Records shown:
'''
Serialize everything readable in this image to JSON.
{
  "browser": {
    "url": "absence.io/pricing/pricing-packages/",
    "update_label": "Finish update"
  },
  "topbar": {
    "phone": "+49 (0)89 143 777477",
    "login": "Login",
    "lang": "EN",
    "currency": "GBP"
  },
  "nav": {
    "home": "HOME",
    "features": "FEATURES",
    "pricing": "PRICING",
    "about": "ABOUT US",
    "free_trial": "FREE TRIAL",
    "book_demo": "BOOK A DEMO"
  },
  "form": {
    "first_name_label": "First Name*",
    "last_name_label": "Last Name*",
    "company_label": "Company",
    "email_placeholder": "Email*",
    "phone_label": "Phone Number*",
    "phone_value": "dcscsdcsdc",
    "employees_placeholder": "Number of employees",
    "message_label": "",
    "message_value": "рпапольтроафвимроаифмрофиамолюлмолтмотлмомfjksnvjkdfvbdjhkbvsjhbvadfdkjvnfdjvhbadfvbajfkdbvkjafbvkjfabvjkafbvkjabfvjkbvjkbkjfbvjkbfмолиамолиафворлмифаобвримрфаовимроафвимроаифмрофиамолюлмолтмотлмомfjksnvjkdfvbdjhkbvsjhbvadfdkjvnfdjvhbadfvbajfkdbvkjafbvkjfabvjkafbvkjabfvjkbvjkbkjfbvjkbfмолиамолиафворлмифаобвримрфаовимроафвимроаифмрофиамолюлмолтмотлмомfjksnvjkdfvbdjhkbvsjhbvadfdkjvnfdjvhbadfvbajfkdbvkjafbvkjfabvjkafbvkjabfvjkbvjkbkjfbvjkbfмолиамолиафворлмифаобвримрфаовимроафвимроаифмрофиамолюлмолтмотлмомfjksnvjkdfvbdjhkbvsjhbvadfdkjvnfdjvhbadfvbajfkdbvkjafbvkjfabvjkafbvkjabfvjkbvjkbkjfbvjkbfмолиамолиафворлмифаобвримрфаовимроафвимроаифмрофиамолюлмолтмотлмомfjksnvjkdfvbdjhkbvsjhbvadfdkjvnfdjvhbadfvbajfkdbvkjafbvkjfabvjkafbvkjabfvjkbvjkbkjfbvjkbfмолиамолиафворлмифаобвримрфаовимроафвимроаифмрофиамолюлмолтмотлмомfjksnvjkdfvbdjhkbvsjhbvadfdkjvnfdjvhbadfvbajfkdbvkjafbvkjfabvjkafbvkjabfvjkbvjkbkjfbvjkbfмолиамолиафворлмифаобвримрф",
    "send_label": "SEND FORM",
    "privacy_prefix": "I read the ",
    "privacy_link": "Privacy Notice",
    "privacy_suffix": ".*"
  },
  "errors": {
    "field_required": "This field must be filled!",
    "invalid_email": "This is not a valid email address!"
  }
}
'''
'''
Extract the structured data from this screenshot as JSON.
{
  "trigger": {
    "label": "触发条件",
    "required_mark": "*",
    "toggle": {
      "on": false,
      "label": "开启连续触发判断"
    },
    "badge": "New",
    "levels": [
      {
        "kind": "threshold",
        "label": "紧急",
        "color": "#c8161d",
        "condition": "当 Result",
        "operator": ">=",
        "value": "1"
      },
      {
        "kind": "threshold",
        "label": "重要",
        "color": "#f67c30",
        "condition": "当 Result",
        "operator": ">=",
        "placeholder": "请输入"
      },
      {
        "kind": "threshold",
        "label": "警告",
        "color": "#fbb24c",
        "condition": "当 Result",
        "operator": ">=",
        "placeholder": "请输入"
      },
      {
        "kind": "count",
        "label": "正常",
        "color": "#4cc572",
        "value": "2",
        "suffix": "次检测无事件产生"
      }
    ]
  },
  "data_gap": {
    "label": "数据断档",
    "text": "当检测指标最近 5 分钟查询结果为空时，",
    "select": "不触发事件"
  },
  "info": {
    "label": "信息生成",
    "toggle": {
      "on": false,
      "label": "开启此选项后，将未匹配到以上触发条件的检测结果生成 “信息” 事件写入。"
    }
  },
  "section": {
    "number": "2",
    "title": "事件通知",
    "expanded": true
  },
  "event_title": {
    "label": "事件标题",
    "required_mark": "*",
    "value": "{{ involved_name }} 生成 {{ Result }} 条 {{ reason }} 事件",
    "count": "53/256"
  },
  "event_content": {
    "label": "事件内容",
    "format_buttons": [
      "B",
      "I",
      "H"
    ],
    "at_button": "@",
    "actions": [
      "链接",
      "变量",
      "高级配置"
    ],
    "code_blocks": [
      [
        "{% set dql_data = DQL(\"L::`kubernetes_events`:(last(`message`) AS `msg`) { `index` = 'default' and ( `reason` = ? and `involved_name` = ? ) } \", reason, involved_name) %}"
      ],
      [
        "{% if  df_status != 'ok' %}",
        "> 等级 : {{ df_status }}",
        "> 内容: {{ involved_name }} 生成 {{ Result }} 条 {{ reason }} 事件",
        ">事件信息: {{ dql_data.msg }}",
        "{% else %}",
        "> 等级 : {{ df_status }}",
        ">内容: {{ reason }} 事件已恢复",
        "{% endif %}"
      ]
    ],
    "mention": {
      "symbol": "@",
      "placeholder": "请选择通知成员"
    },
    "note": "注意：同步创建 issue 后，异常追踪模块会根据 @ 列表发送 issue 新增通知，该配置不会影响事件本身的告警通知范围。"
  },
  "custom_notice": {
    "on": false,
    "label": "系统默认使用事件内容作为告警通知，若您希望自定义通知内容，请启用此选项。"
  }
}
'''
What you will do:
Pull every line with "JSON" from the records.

Answer:
Serialize everything readable in this image to JSON.
Extract the structured data from this screenshot as JSON.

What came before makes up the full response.